For now I have to eat breakfast and go look at nature. When I’m done, we’ll start catching up.


Where is my Life?

That’s actually a bit of a trick question: I know exactly where everything is, I’m just unable to do it all in the way I’d like right now. It is a delicate and frustration balancing act where a lot of things are utterly out of my hands. Fortunately, two weeks of Dream Vacation are coming, and after that I hope to have time to step back and reflect.

Needless to say, if you’re still here, there’ll be a lot more use of this space in the next few weeks.


17 Days Away

I have worked myself into the ground for the last two weeks, and I’m probably still not done, if I’m honest. Ironically there’s been very little professional development in all of this but more personal and emotional dumpage than I ever thought could be possible. This is probably why I’ve spent the best part of the last two weeks in a state of permanent exhaustion, and that I’ve stuck on three pounds.  I may have logged into My Fitness Pal for over 120 days, but the calorie logging in the last two weeks has definitely gone by the wayside.

I suppose you can’t have everything.

That means today I’m going to gym for the second time in two days, if only to go metaphorically sweat off the chocolate éclair I had last night and the ice cream that was consumed on Friday. After that I have a metric fucktonne of stuff that needs writing and a house that is slowly collapsing into ruin. Honestly, if I’d have known being a grown up would be this much work I would have called in support staff a great deal earlier, but as it’s just me? I’ll get there eventually.
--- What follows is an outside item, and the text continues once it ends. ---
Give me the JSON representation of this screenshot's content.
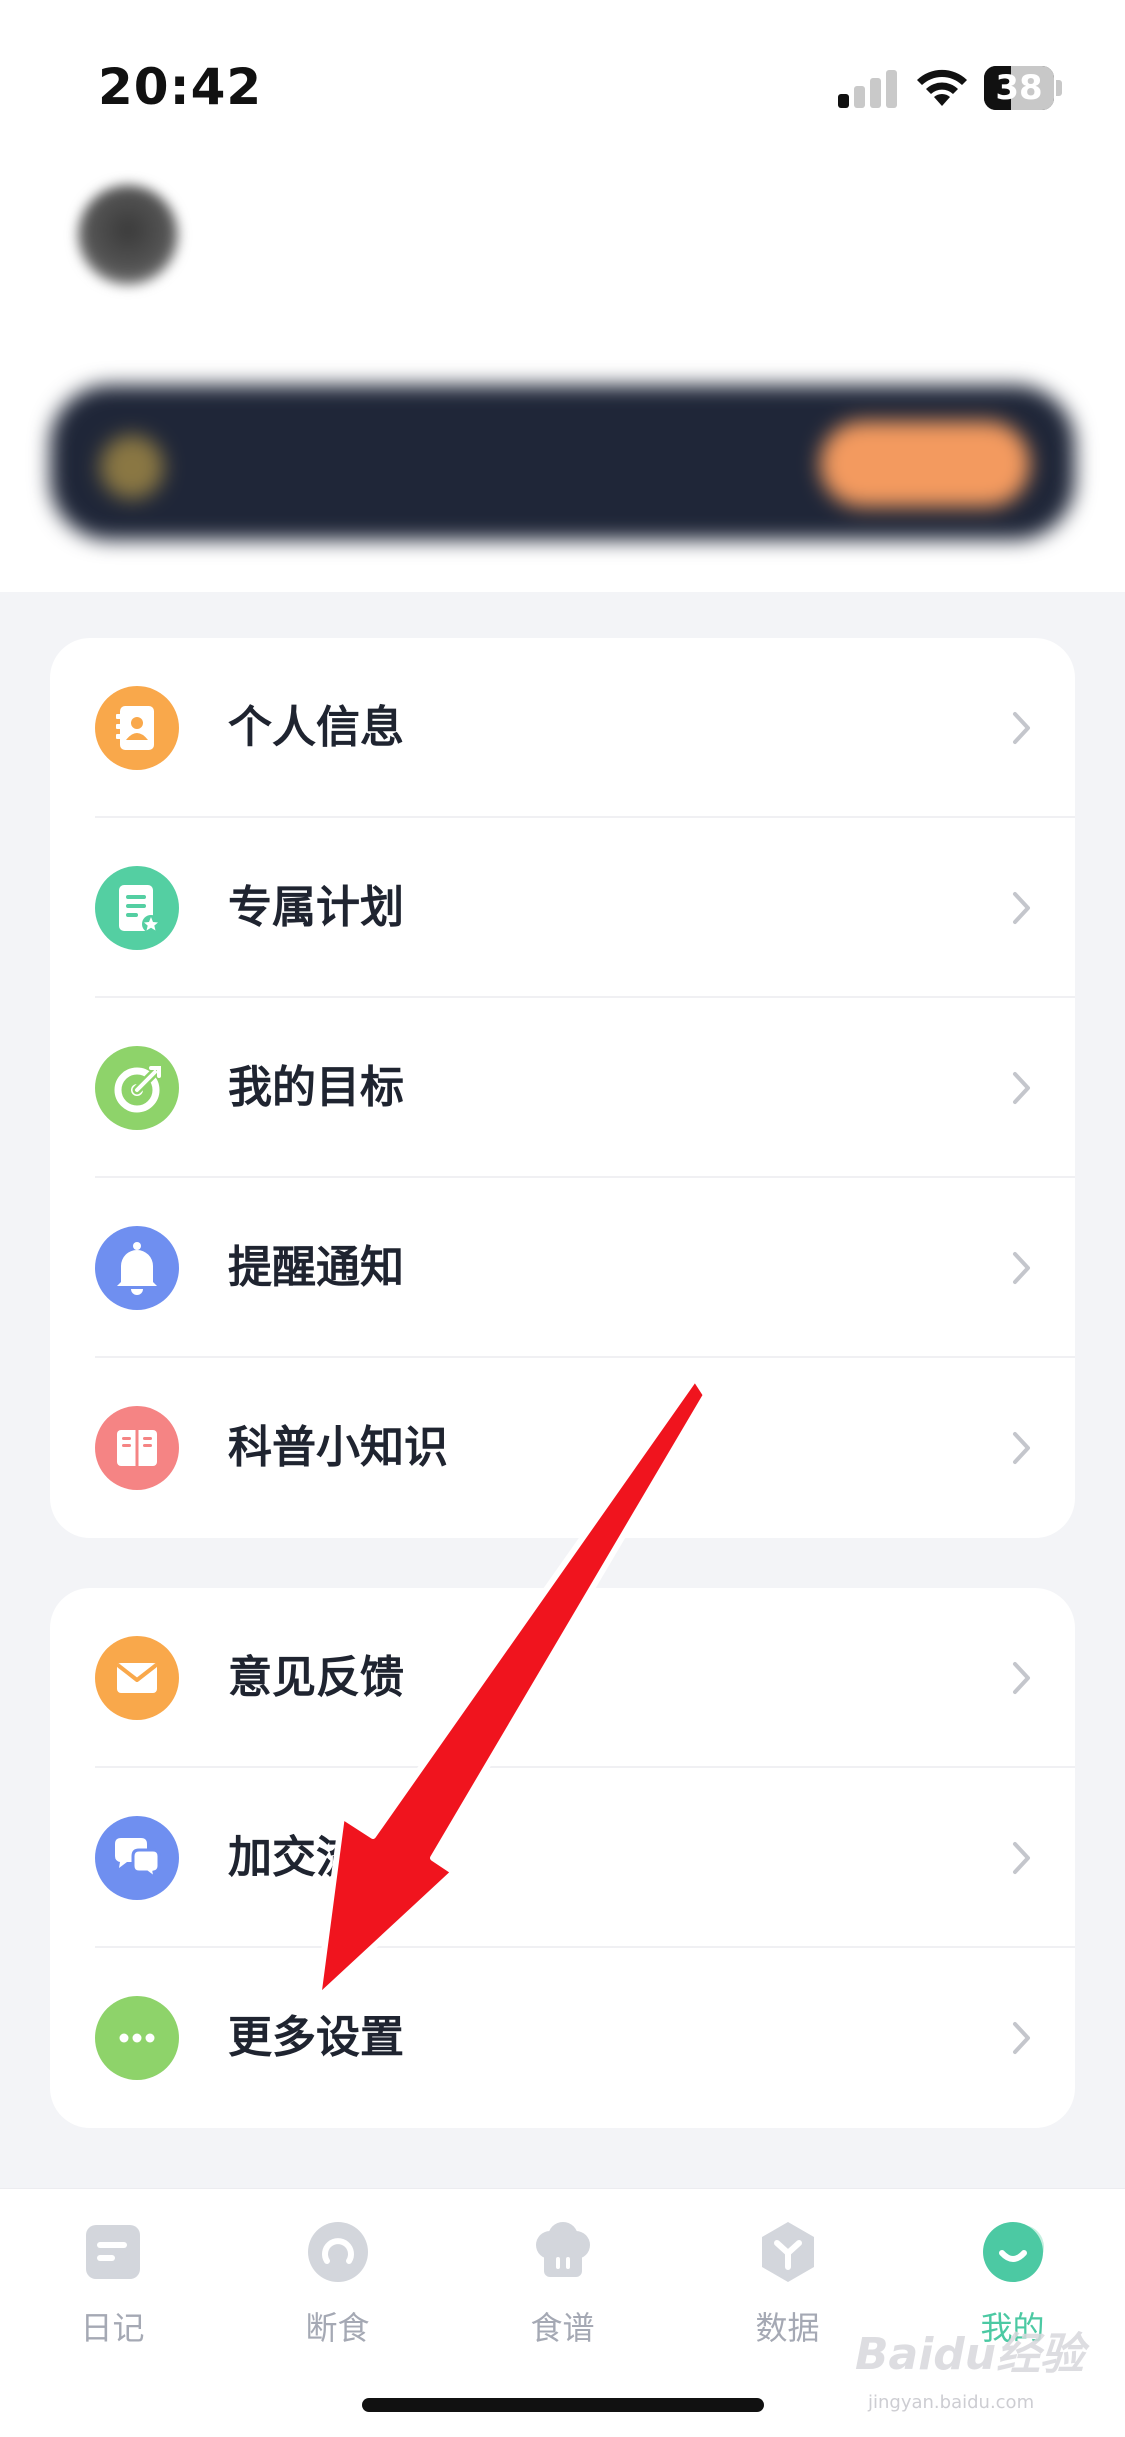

This week however I do get some much needed R&R on Thursday, because I have tickets with BFF to go see David Arnold perform what I suspect is the exact same concert he did at the Royal Festival Hall last year, except this year he’s at the Barbican. I actually became a member of the Barbican in order to pre-order these tickets, and this will be the first time in six months I’ve had the time to explore the place. As I believe it is a location for a Bond Movie, there is added excitement to actually visit it. Of course, there will be pictures, because there are ALWAYS pictures, and I think I need some new headers for the website anyway.

Anyway, let’s see if I can actually keep up some non-gaming dialogue this week. Because heaven knows I need some.